= DIRECTIONS FOR THIS TASK =
Print only the line with "Serialize everything readable" and the lines after it, ending with the last line of the material, each exactly as it stands.

= THE DATA =
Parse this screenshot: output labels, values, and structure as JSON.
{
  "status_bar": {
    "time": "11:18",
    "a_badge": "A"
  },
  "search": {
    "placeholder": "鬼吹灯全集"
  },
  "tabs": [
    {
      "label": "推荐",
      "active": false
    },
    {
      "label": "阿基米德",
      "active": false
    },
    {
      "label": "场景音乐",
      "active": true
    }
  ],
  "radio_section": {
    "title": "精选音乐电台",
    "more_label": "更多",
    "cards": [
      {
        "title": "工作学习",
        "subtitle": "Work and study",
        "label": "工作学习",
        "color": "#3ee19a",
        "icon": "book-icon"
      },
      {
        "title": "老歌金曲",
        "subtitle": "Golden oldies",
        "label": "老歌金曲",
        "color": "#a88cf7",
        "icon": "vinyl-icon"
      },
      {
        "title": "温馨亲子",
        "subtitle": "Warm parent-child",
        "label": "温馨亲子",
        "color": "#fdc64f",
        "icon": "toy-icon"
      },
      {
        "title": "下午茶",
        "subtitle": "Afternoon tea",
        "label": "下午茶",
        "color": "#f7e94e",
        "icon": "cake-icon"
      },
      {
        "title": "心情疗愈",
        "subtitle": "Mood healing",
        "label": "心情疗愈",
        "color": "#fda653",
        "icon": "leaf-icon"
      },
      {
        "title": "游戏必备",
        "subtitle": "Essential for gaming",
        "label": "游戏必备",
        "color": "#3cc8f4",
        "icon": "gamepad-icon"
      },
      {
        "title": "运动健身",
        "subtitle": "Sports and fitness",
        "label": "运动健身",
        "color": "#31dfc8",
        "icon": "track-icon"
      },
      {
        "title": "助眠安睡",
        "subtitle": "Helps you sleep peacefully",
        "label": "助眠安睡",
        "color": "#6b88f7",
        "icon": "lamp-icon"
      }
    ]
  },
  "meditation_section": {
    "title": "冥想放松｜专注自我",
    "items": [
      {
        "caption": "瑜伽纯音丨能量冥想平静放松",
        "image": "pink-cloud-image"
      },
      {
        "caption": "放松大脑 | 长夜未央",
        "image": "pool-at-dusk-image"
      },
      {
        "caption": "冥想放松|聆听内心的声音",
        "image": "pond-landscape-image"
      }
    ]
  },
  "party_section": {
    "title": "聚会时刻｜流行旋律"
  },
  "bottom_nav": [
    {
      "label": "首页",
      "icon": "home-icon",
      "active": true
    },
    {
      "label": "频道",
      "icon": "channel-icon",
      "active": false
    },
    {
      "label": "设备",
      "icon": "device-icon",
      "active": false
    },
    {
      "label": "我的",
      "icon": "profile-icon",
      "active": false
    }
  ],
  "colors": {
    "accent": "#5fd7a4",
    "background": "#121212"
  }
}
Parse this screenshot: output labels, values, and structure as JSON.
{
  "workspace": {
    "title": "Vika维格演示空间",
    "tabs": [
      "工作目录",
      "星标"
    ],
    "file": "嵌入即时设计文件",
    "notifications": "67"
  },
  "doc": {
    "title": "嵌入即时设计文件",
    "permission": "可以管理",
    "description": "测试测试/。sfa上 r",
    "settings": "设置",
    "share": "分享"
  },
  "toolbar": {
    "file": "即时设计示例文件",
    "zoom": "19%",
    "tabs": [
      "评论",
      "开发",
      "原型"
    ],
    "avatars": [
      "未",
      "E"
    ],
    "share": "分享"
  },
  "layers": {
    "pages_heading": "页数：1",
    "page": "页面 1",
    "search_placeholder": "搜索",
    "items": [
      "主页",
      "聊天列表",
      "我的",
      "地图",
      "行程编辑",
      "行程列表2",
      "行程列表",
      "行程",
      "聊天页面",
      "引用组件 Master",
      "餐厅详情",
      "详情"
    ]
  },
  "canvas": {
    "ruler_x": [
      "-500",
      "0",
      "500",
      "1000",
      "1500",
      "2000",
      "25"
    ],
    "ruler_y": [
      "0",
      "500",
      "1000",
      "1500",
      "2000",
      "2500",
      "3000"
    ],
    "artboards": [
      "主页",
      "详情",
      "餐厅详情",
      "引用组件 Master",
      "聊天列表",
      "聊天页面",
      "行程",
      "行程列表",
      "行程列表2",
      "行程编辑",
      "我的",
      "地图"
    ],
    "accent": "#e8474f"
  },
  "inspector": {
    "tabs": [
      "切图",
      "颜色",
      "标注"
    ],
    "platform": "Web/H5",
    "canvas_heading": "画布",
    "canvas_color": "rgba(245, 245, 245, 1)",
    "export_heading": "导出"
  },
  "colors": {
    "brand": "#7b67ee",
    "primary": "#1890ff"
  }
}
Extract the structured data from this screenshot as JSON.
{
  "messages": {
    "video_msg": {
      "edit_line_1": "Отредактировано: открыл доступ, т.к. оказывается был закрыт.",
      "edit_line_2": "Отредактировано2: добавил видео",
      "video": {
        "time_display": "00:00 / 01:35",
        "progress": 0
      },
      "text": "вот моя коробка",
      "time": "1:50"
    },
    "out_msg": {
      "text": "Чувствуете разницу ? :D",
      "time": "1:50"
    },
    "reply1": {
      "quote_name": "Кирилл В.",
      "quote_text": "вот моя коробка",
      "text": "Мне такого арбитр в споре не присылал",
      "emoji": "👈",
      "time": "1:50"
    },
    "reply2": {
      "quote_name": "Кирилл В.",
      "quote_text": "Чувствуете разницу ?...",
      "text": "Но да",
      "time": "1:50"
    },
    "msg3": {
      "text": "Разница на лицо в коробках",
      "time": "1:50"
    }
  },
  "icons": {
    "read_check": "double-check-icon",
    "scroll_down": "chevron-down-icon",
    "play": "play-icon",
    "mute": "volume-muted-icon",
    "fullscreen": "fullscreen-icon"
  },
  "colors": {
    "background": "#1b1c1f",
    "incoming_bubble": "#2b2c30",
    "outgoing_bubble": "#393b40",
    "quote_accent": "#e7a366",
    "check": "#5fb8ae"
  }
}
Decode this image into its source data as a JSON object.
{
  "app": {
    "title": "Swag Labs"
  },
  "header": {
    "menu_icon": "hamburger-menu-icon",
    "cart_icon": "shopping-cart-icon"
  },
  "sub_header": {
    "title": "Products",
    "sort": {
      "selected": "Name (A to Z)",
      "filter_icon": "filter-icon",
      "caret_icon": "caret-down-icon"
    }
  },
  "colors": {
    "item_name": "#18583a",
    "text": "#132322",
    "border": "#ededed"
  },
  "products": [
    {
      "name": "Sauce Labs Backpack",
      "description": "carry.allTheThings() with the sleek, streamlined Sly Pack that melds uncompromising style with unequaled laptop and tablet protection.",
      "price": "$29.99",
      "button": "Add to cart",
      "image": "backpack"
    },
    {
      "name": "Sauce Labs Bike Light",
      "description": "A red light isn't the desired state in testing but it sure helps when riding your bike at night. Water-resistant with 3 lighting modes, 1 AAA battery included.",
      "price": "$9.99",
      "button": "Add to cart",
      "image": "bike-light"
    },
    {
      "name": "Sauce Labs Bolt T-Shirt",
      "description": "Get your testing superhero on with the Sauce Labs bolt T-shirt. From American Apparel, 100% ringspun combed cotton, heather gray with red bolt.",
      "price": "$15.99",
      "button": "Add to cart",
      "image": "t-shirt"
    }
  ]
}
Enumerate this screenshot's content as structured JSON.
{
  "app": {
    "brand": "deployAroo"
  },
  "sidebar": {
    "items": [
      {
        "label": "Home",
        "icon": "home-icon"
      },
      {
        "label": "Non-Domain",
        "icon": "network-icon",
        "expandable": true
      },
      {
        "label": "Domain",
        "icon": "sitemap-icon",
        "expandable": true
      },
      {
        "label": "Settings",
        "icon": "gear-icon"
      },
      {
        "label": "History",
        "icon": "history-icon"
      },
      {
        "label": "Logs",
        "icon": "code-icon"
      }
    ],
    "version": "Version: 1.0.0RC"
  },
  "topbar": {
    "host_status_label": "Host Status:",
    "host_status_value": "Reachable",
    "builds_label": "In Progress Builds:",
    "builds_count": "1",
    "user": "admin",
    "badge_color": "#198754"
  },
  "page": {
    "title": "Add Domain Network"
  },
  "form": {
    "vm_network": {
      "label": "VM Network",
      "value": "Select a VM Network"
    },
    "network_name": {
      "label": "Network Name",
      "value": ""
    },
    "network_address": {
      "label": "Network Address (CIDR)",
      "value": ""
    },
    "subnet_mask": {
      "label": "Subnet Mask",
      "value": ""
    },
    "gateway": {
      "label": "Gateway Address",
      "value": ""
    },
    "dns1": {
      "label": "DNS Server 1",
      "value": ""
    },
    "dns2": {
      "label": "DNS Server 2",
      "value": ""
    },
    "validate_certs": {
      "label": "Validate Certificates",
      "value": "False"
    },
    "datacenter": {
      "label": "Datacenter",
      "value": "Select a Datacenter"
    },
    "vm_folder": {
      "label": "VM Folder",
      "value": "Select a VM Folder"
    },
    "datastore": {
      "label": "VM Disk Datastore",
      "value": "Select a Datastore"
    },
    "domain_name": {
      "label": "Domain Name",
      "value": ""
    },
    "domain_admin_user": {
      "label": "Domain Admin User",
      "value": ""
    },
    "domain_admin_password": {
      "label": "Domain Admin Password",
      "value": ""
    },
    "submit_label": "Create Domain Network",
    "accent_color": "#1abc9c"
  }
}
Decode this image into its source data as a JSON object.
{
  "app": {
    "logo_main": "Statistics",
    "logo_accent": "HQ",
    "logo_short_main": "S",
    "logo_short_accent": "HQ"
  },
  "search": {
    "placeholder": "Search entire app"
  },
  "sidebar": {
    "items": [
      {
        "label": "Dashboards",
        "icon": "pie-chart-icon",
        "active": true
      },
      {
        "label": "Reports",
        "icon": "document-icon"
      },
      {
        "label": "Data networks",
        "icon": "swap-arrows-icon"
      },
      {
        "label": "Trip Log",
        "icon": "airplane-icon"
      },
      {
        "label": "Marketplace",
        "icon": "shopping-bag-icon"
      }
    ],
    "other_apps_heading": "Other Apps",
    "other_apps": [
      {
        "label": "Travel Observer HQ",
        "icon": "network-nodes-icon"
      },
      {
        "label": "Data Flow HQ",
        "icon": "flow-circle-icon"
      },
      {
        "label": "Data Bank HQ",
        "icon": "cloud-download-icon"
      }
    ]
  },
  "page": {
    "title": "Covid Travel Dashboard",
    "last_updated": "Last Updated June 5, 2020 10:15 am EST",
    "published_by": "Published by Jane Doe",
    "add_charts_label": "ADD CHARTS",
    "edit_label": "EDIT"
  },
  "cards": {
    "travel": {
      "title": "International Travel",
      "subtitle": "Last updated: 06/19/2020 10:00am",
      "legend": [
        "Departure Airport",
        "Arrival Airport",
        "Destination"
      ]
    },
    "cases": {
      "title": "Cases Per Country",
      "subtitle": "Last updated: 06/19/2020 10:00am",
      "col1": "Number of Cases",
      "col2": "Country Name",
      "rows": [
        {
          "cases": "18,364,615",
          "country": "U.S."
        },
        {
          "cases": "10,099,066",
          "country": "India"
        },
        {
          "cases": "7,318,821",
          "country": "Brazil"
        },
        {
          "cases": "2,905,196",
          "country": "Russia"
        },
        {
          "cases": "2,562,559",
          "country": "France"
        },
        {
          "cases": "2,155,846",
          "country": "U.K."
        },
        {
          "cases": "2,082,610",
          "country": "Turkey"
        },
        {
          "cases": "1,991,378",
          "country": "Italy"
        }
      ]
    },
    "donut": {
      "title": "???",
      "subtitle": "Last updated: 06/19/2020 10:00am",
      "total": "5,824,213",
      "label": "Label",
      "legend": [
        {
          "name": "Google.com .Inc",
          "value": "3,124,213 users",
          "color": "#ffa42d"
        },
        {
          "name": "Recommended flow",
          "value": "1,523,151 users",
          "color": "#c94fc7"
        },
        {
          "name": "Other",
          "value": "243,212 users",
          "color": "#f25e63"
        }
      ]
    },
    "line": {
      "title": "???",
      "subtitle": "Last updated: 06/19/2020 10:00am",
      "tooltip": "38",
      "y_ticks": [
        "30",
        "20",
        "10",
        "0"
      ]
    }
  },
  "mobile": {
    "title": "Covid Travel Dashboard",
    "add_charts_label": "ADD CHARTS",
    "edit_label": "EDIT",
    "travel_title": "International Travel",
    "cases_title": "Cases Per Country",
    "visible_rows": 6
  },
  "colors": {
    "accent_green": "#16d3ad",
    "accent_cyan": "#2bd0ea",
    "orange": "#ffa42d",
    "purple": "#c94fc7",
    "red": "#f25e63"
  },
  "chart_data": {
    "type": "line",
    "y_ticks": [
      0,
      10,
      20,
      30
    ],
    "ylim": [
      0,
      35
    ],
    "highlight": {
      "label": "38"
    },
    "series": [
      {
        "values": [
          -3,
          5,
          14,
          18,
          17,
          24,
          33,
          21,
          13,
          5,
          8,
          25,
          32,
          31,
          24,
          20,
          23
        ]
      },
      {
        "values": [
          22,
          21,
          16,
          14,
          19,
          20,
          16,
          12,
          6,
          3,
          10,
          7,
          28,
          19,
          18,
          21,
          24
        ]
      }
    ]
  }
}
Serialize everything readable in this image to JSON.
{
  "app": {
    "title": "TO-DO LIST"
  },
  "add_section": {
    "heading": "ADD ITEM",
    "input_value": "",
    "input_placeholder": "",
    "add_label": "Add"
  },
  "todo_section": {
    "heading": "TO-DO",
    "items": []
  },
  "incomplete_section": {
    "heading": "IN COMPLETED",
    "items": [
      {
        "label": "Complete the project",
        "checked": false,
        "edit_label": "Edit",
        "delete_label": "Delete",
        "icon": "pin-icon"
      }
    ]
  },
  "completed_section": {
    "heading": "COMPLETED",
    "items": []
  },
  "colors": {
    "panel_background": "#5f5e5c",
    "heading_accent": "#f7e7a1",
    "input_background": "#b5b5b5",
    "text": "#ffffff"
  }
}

= EXERCISE ANSWER =
Serialize everything readable in this image to JSON.
{
  "app": {
    "title": "TO-DO LIST"
  },
  "add_section": {
    "heading": "ADD ITEM",
    "input_value": "",
    "input_placeholder": "",
    "add_label": "Add"
  },
  "todo_section": {
    "heading": "TO-DO",
    "items": []
  },
  "incomplete_section": {
    "heading": "IN COMPLETED",
    "items": [
      {
        "label": "Complete the project",
        "checked": false,
        "edit_label": "Edit",
        "delete_label": "Delete",
        "icon": "pin-icon"
      }
    ]
  },
  "completed_section": {
    "heading": "COMPLETED",
    "items": []
  },
  "colors": {
    "panel_background": "#5f5e5c",
    "heading_accent": "#f7e7a1",
    "input_background": "#b5b5b5",
    "text": "#ffffff"
  }
}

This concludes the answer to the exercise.